International travel provides valuable cross-cultural experiences that remind us of our common humanity. Not that I need this personally, mind you, since Id rather stay home in my pajamas and watch Seinfeld reruns. But this changed when I recently accompanied family members to Honduras, a country that is nowhere near my house.
Our youngest daughter has been busy qualifying for sainthood the past two years by working with HIV-positive orphans outside San Pedro Sula (Spanish for "Hot, like Hell, but more humid") and has long wanted her parents to join her for a weeks visit. Not much of a traveler myself, I was persuaded to make the trip only after being lured out to the front porch to see a pretty butterfly, at which point I was forcibly hooded and thrown into the trunk of a car. (Okay, I made up the part about the hood.)
Anyway, Honduras is a lovely country, if you can get past the fact that few, if any, of its residents can speak intelligibly. At least to me. English is my first language, my native tongue, and by coincidence, also my back-up language. Both have served me well in the times when multilingualism is important, such as when ordering a cheeseburger in Washington, D.C. But things are different in Honduras, a nation whose citizens stubbornly refused to comprehend me, even when I talked louder.

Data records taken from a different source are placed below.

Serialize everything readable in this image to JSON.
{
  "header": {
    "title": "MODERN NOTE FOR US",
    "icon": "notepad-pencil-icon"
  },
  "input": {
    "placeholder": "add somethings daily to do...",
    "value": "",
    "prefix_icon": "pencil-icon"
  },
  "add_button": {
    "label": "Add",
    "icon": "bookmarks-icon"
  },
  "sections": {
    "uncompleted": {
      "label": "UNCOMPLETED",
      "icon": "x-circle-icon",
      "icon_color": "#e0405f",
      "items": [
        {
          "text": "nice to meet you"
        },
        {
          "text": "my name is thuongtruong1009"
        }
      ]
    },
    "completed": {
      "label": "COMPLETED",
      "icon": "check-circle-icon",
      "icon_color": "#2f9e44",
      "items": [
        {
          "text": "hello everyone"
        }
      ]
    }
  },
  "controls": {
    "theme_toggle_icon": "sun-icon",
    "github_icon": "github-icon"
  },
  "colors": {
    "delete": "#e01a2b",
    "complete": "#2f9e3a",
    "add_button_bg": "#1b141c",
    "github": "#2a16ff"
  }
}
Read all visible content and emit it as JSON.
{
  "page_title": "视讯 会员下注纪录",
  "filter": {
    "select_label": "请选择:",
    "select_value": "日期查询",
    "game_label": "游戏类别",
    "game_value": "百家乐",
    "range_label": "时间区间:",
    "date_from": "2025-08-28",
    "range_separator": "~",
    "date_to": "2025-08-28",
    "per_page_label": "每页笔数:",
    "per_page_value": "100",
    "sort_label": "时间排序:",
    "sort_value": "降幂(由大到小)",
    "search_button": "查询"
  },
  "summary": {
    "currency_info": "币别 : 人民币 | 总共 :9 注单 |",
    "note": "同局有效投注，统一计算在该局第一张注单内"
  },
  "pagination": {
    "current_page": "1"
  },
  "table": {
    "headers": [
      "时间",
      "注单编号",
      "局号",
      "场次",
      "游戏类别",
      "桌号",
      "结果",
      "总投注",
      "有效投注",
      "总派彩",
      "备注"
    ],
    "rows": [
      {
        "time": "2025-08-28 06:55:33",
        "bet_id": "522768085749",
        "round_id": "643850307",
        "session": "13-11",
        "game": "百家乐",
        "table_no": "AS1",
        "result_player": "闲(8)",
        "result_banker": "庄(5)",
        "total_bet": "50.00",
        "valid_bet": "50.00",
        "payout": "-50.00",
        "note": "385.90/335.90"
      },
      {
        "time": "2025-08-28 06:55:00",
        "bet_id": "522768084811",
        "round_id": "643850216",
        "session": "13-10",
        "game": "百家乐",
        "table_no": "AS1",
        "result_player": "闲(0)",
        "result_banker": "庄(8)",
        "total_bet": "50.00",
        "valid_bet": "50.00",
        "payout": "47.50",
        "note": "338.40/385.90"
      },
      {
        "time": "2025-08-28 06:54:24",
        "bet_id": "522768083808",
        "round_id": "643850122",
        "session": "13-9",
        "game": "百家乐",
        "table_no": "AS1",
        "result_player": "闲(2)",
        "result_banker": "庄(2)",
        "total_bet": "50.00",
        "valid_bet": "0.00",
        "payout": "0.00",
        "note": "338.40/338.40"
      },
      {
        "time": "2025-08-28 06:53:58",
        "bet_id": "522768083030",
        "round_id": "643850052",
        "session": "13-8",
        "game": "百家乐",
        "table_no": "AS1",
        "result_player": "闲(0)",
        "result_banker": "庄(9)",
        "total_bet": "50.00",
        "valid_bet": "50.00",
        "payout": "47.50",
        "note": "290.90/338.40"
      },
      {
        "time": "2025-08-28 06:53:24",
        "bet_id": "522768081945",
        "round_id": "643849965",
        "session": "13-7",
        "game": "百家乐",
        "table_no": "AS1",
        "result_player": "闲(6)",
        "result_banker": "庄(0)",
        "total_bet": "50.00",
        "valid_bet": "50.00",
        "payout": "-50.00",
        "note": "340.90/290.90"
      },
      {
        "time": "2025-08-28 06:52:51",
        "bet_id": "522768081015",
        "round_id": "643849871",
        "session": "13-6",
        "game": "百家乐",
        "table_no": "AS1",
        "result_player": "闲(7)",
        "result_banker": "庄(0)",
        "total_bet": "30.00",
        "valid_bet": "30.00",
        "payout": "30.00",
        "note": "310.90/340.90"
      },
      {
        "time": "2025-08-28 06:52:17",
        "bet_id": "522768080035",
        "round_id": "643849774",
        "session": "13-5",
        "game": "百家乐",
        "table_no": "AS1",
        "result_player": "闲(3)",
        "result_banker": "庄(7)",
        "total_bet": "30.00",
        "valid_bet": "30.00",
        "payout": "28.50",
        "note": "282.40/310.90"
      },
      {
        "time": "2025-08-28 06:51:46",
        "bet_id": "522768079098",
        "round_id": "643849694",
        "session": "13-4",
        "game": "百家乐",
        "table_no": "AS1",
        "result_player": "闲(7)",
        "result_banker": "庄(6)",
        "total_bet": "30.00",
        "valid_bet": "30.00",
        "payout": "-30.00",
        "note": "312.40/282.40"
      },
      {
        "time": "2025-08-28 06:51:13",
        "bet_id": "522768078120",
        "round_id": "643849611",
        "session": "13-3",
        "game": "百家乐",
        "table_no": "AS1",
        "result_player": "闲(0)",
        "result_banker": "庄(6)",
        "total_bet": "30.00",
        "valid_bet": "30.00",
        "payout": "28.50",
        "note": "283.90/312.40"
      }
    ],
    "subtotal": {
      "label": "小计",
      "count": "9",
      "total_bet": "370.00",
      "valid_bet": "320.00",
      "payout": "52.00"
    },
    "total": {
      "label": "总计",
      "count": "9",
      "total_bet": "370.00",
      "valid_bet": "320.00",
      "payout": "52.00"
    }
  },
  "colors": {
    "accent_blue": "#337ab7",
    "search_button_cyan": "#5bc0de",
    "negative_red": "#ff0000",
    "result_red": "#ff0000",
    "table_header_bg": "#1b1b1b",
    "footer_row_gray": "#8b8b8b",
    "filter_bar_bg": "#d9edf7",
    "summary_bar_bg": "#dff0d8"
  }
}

My feeble attempts at Spanish were complicated by the idiomatic peculiarities of the language. For example, "I love you" and "Ill call you" are phonetically similar, so much so that when I innocently asked the hotel clerk about using the telephone, I noticed that he blushed, winked, and sighed deeply with anticipation.